• WORK TASK: Locate every line in the material below that has the word "label". Copy each of those lines.

_ _ _ _

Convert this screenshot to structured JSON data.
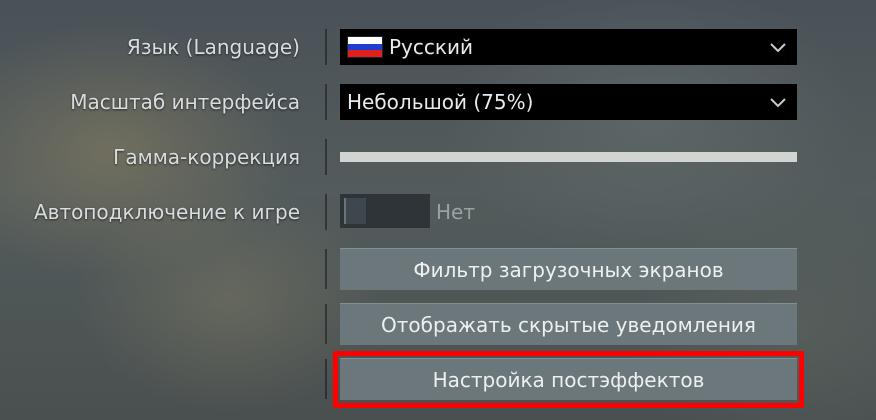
{
  "settings": {
    "language": {
      "label": "Язык (Language)",
      "value": "Русский",
      "flag_colors": [
        "#ffffff",
        "#1c3fd0",
        "#e0201e"
      ]
    },
    "ui_scale": {
      "label": "Масштаб интерфейса",
      "value": "Небольшой (75%)"
    },
    "gamma": {
      "label": "Гамма-коррекция"
    },
    "auto_connect": {
      "label": "Автоподключение к игре",
      "state_text": "Нет",
      "enabled": false
    }
  },
  "buttons": {
    "loading_screen_filter": "Фильтр загрузочных экранов",
    "show_hidden_notifications": "Отображать скрытые уведомления",
    "postfx_settings": "Настройка постэффектов"
  },
  "highlight_color": "#ff0000",
  "icons": {
    "dropdown": "chevron-down-icon",
    "flag": "russia-flag-icon"
  }
}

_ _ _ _

• SOLVED EXERCISE:
      "label": "Язык (Language)",
      "label": "Масштаб интерфейса",
      "label": "Гамма-коррекция"
      "label": "Автоподключение к игре",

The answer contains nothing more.